Portugal Telecom warns of need to amortise 4G assets, Telefonica addresses density of IoT devices, and Tele2 predicts 5G will bring further consolidation in European telecoms industry
European telecoms operators are pushing ahead with preparations for fifth-generation mobile services, with some even claiming ot be ready to go, but there are some thorny issues regarding the monetisation of 5G, and the generatons that went before it, to be tackled first.
"We are ready for 5G," Alexandre Fonseca, chief technology officer at Portugal Telecom, declared at the opening session of Total Telecom’s Connected Europe event in Lisbon on Wednesday.
Fonseca was referring in no small part to the telco’s extensive fibre rollout, which began in earnest two years ago. "Over 95% of our mobile base stations are fibre-connected," he said.
However, there is more to rolling out 5G than building infrastructure and as businesses, telecoms operators have a number of non-technical issues to overcome before the move to 5G will be possible.
"We have some doubts," when it comes to the European Commission’s targets on 5G, Fonseca admitted.
Amongst other things, the Commission has decreed that each member state should have 5G commercially available in at least one major city by 2020, with a view to reaching uninterrupted 5G coverage in urban areas and on major roads and railways.
"We still need to amortise 4G investments," Fonseca said. "And we have some doubts regarding what the monetisation of the spectrum will be, and how the spectrum will be allocated, distributed, and eventually commercialised, between states and operators," he said. "It’s not a technology issue."
Fonseca’s peers in the industry for the most part agreed with him.
"The targets are ambitious, [but] they are possible,"said Alison Kirkby, CEO of Tele2.

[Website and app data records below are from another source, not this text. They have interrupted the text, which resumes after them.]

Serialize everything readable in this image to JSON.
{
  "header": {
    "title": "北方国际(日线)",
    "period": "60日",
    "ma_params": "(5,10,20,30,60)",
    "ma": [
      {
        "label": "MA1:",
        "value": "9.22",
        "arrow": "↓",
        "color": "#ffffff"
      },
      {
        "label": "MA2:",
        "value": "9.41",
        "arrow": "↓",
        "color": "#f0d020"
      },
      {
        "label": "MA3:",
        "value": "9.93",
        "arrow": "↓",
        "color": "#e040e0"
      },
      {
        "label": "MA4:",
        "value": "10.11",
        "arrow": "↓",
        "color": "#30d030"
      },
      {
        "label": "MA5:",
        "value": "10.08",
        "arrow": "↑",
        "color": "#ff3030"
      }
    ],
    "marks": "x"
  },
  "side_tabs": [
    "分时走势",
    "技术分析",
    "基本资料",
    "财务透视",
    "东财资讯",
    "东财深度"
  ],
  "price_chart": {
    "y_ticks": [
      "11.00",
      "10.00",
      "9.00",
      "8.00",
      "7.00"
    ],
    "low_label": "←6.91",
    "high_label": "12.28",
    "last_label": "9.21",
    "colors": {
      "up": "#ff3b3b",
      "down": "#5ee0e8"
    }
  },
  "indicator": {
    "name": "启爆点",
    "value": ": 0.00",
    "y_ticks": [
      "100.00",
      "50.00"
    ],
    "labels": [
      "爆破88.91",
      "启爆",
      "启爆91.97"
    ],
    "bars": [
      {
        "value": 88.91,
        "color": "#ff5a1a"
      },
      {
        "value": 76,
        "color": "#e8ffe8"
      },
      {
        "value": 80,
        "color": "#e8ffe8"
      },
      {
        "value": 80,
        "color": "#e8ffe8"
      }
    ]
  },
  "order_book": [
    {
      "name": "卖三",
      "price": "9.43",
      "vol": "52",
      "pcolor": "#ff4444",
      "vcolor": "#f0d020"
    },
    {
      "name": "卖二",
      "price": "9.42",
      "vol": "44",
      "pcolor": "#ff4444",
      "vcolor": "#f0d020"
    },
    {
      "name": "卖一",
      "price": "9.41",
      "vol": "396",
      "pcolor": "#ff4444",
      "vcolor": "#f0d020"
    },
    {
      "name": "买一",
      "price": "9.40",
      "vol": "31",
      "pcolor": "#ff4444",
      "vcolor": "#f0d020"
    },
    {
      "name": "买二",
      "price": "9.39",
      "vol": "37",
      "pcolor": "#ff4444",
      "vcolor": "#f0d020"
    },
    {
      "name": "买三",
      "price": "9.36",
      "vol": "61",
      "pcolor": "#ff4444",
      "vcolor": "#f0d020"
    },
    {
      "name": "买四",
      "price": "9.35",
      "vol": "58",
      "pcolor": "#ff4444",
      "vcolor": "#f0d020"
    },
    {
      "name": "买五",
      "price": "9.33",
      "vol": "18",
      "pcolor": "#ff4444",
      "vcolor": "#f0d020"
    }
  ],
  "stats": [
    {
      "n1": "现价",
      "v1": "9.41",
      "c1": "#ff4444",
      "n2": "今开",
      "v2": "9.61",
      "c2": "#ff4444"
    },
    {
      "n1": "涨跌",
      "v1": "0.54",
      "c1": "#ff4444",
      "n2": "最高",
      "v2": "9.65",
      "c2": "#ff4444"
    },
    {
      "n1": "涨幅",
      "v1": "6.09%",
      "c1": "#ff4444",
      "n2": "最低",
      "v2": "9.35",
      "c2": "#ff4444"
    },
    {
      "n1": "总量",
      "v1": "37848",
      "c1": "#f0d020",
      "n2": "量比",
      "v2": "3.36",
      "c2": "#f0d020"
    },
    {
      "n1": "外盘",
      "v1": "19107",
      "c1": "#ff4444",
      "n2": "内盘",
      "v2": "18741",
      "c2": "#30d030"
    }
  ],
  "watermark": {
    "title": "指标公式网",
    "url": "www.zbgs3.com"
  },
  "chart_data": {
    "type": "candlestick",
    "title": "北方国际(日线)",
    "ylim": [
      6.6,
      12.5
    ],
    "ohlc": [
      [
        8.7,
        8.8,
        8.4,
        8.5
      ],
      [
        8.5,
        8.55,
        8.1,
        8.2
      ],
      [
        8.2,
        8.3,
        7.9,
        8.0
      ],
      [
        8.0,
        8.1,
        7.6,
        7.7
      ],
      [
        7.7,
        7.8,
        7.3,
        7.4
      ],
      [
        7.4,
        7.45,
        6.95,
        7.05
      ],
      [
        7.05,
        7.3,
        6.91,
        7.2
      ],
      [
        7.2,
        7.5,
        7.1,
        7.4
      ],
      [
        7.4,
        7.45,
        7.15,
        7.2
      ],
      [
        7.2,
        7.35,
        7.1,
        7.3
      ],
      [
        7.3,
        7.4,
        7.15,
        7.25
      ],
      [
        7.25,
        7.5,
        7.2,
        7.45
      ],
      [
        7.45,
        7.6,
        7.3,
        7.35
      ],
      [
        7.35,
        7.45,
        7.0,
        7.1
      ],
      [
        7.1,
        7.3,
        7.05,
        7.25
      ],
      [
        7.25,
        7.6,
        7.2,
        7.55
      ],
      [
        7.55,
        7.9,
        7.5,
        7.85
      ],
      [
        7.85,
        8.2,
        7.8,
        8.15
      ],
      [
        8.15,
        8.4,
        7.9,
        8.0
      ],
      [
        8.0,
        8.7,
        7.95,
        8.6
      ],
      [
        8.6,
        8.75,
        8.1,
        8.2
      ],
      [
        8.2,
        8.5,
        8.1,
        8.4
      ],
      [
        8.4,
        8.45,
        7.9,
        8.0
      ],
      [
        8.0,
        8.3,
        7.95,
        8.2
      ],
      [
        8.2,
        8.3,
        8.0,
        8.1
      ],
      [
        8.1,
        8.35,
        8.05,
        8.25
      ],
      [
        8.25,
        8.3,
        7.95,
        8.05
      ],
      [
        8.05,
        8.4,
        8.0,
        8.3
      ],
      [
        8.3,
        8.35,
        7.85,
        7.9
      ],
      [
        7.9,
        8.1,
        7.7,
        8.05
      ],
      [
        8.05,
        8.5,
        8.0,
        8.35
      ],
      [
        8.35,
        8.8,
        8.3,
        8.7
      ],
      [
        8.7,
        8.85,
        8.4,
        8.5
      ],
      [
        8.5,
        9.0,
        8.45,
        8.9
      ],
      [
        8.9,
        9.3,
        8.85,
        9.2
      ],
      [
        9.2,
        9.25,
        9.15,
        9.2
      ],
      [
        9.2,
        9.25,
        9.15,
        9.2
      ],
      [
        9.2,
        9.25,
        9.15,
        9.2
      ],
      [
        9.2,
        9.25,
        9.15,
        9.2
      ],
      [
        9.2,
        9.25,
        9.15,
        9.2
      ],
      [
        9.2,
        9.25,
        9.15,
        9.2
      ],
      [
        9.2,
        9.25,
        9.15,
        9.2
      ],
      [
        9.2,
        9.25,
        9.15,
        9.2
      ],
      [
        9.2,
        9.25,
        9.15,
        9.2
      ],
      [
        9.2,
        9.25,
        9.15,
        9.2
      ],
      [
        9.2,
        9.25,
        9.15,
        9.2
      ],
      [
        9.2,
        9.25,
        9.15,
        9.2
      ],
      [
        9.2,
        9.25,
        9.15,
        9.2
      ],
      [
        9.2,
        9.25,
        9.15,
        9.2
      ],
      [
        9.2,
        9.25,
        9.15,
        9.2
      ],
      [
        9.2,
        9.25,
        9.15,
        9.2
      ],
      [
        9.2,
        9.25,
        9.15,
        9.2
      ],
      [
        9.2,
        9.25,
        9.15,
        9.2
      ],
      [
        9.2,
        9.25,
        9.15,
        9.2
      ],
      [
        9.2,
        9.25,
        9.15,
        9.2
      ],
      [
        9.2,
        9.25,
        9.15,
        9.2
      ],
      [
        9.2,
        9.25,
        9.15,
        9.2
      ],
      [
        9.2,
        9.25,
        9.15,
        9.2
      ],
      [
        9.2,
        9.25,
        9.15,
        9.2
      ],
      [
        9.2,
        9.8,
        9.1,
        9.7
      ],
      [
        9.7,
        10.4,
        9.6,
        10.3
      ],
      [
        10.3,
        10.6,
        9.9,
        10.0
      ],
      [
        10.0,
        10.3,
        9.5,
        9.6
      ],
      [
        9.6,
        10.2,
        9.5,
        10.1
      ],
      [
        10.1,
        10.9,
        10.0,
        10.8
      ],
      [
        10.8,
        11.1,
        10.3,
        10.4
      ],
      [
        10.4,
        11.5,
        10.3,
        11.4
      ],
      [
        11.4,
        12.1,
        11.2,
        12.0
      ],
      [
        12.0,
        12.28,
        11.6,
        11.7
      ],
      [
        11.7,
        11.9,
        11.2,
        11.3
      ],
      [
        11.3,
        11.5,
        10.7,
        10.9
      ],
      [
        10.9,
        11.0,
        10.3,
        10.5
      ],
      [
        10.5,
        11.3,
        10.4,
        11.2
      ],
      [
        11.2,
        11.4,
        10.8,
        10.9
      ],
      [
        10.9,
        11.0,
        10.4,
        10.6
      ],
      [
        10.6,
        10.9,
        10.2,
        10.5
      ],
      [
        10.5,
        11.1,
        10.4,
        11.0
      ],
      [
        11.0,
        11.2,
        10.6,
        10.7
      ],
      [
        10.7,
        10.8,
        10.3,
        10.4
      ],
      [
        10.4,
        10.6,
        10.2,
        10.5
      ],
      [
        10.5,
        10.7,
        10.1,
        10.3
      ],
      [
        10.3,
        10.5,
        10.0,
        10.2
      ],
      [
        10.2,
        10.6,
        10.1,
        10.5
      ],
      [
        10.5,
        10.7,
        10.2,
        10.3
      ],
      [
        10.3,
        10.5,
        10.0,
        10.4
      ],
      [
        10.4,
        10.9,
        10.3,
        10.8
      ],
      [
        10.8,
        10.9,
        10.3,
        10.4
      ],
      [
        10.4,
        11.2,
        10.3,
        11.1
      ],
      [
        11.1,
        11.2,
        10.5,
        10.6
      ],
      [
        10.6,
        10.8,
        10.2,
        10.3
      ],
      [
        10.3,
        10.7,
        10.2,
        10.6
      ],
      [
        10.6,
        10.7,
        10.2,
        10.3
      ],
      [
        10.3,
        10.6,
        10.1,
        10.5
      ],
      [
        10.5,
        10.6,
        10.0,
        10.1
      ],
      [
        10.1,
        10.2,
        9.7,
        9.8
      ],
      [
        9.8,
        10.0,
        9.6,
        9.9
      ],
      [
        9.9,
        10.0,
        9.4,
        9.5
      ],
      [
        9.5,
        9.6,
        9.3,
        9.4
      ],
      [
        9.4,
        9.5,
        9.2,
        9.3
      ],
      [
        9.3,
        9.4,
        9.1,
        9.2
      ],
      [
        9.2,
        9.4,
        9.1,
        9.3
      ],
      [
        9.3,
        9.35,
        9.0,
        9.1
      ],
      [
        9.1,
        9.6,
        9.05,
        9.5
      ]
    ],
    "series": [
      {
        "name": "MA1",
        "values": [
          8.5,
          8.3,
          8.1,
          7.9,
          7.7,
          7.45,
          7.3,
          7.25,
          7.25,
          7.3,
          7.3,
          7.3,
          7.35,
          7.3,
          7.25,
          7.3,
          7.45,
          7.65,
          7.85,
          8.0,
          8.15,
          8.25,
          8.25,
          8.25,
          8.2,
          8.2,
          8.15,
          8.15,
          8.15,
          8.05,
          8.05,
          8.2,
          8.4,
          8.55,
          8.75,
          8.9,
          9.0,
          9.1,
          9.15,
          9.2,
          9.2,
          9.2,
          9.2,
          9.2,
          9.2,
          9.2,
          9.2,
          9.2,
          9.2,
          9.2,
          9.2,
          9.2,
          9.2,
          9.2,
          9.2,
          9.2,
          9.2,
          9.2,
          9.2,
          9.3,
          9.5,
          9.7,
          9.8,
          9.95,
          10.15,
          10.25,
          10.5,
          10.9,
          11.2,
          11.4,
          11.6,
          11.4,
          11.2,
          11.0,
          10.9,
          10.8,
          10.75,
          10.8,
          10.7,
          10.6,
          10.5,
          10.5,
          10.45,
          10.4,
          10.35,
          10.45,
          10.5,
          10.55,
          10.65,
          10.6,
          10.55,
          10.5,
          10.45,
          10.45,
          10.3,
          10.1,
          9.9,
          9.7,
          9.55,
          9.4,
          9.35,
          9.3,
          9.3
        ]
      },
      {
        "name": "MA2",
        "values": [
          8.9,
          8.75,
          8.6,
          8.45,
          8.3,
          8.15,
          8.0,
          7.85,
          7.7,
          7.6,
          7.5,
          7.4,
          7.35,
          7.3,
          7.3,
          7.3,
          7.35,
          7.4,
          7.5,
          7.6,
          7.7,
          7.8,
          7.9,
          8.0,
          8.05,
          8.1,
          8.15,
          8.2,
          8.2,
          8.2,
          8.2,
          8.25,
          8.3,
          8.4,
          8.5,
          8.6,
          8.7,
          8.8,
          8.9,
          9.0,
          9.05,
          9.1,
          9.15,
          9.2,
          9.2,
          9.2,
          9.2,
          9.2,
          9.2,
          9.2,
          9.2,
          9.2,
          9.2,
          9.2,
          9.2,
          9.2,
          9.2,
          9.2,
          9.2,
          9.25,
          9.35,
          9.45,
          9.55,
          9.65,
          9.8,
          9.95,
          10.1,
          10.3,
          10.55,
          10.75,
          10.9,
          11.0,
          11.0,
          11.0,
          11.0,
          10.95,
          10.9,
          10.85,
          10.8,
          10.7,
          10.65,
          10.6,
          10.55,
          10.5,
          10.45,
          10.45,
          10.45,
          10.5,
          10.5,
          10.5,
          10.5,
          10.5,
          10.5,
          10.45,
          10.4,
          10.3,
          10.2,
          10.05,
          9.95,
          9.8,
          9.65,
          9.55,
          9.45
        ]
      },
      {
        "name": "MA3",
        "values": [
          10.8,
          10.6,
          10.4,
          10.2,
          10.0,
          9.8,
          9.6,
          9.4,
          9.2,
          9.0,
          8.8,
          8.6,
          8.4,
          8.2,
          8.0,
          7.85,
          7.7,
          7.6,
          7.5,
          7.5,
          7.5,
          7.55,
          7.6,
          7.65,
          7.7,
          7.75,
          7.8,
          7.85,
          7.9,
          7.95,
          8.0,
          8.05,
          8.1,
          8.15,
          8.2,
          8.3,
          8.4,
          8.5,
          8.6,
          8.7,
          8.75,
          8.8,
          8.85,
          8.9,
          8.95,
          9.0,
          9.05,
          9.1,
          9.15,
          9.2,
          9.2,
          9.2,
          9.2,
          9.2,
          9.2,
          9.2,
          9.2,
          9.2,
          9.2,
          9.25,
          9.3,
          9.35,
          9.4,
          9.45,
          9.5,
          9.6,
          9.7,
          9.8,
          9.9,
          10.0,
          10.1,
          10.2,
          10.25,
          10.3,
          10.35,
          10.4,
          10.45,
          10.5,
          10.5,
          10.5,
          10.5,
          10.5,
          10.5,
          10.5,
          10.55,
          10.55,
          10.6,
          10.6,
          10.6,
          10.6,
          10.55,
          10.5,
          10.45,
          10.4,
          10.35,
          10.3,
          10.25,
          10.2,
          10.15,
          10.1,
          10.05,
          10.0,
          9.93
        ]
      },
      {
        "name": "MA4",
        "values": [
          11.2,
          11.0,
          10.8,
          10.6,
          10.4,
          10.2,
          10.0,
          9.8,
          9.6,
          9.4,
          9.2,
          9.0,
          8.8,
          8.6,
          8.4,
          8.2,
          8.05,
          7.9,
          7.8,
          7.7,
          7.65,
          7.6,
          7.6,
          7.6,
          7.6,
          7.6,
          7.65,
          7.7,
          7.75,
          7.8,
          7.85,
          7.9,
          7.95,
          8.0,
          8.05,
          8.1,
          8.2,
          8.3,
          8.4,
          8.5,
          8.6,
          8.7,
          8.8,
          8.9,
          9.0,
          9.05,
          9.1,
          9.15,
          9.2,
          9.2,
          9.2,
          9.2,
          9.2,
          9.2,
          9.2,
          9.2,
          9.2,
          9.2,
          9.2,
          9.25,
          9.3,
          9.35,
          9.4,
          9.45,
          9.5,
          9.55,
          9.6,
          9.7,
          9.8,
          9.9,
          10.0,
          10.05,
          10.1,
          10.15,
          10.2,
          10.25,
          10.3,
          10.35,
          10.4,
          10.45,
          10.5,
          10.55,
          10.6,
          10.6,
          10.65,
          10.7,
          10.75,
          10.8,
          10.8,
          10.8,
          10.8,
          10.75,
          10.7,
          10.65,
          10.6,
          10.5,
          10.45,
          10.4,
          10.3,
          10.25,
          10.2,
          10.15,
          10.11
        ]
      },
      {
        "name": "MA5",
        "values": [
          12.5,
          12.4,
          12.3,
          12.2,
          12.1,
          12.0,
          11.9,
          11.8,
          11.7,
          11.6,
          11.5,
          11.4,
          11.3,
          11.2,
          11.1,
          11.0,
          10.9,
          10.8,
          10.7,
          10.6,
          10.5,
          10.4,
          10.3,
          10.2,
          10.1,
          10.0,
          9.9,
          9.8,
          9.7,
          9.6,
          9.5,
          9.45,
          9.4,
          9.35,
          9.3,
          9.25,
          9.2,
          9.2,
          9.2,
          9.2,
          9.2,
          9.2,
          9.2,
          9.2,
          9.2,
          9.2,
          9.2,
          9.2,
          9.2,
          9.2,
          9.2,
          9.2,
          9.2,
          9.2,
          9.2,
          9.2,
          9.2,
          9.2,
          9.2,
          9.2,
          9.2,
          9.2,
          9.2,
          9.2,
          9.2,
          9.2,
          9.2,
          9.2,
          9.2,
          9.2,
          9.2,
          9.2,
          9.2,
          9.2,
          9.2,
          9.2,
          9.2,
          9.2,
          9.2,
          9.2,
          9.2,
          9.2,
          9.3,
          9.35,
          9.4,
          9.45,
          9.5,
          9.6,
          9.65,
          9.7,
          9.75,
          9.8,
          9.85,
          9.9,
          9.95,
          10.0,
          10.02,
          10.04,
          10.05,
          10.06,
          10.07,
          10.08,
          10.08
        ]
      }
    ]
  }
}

However, Kirkby noted that she speaks from experience of markets like Sweden and the Baltics, where fibre penetration is high and Tele2, a mobile-only player, has access to fibre to connect base stations.
Markets like the U.K., France and Germany are "going to have a tougher time," she said.
"We’re preparing for 5G," Kirkby said. However, "the monetisation use cases that will justify these significant investments ahead are as yet unclear," she admitted.
Meanwhile, for Spain’s Telefonica, the important thing is for industry stakeholders to adjust their thinking when it comes to 5G.
"It is impossible to think in 4G parameters," said Enrique Blanco Nadales, global CTO at Telefonica.
"5G is not only antennas. It is not only massive MIMO and it is not only 256-QAM. It is not only 3.5 GHz TDD or FDD," he said. "We can reach this with the 4G capabilities," he said. "5G is much more than this."
Blanco talked up Telefonica’s moves towards the cloudification of the network, the deployment of massive edge computing capabilities, and hosting services close to the customers.
"The main problem we need to solve is about the density of the IoT devices," he said. In the 4G world it is possible to support 55,000 IoT sensors per square kilometre, but with 5G the market is looking at 1 million IoT devices in the same area.
As it stands, Telefonica has around 150,000 mobile base stations, but with 5G this could be multiplied by 10, to give 1.5 million active antennas, he said. "This is going to happen, but it’s not going to happen tomorrow."
This densification of the network will have a marked impact on the European telecoms landscape.
Having four independent mobile networks per market in Europe "won’t make sense," Tele2’s Kirkby said.
Cloud technologies, network-sharing, "and most probably further consolidation," will be prerequisites of 5G, she predicted.